Inside the museum, my kids gazed in wonder, getting up close to many animals they had up to this point only seen on an iPad screen. Boissevain's wildlife museum is much more than a display of dead, stuffed animals - it's a science classroom. Mostly woodland creatures are presented with artful backdrops, curated specifically to depict the rawness of nature. The predator vs. prey relationship is on display: one exhibit shows a cougar downing a deer, and in another a musk ox fights off a pair of wolves. The burly bison is another favourite stop, and interpretation explains the significance of the bison hunt to the Métis and First Nations people inhabiting the region.
Digging for cultural history
Next door to the Irvin Goodon International Wildlife Museum, take a tour through the Mocur Gallery for curious artifacts from the people of the plains collected by a local amateur archaeologist. The crown jewel of the collection are the council stones, sacred stones gifted by former chieftan Sitting Eagle. A handsome bison fur coat stands in the corner, a symbol of the region's significant Métis culture. A large layered map adorns a back wall, inviting visitors to flip through and learn how human settlements in southwest Manitoba have evolved over the centuries. A life-sized replica of a sod house is also on-site, a tribute to Irvin Goodin's childhood home in the woods, and is a photo-worthy stop.
Strolling the streets of Boissevain
We took the rest of the afternoon to explore present-day Boissevain, saying 'hello' to Tommy the Turtle then ordering fresh sandwiches to-go from Sawmill Tea & Coffee Co (a community non-profit venture run by Prairie Partners that help persons with disabilities find employment). We headed to the picnic shelter at Arts Park, a flower/sculpture garden that pays homage to the seasons and the town's agriculture identity.
We strolled South Railway Street, stopping by a handful of art murals and historic buildings that give a nod to Boissevain in its heyday. While many prairie towns seem to be shrinking in population with an aging population, Boissevain has a palpable resurgence: kids are biking through the streets and young entrepreneurs - educated afar and choosing to return home - are setting up thriving businesses to serve the community.
The town's pride and joy is Boissevain Bakery, doling out drool-inducing donuts and artful Monarch butterfly sugar cookies, and Busy B Drive-in, a seasonal burger and ice cream haunt that is jammed packed with locals during summer.
Exploring the land
We returned to Lake Metigoshe, inspired to explore the land that has attracted life for over 12,000 years. After the last ice age, the Turtle Mountains area was the first land in present-day Manitoba to be free of ice and thus inhabited.

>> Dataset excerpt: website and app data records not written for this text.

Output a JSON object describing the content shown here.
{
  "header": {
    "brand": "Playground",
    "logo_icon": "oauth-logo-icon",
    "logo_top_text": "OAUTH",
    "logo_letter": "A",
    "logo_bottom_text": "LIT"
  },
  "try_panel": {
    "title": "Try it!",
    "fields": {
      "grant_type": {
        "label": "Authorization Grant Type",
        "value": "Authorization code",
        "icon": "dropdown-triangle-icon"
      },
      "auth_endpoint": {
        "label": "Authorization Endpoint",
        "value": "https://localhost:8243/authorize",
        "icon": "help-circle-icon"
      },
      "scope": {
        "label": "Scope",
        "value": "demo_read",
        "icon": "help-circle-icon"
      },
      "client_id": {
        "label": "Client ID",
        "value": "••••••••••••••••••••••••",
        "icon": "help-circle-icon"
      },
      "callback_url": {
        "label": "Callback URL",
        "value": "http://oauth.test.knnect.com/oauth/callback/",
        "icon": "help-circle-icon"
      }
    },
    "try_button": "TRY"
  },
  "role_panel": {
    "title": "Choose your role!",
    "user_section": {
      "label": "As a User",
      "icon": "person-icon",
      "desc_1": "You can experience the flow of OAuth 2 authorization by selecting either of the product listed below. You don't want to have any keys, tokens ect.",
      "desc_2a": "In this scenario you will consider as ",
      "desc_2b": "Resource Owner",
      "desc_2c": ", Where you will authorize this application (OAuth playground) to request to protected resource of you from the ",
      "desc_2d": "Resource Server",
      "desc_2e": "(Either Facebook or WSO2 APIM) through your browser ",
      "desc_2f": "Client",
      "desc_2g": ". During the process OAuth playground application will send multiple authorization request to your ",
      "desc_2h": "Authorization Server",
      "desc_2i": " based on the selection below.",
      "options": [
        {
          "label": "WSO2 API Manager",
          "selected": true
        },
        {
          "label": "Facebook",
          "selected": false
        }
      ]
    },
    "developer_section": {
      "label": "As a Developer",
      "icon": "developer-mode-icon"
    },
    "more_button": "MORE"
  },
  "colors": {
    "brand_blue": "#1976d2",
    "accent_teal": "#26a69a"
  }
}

Nearby Turtle Mountain Provincial Park is well-marked on the map and well-promoted for hiking, but the community of Lake Metigoshe is quietly mapping its own trails for visitors to explore outside of park boundaries.
The Lake Metigoshe trail near Turtle Mountain Resort is an easy 1.5 km loop for young families to attempt. The trail takes hikers to an observation tower where you can see for miles over the lake and into the U.S. It winds through deciduous forests, past a floating dock on wetlands and over a bridge next to a shallow lake. The experience is an outdoor classroom for school-age kids.
And the curtain closes on Lake Metigoshe
One thing visitors will take away from a cabin getaway at Turtle Mountain Resort is the sunset over the water. While the wildlife and people who have inhabited southwest Manitoba have changed over the centuries, the sunsets have remained constant.
Travel Manitoba staff was hosted by partner Turtle Mountain Resort, who did not review or approve this story.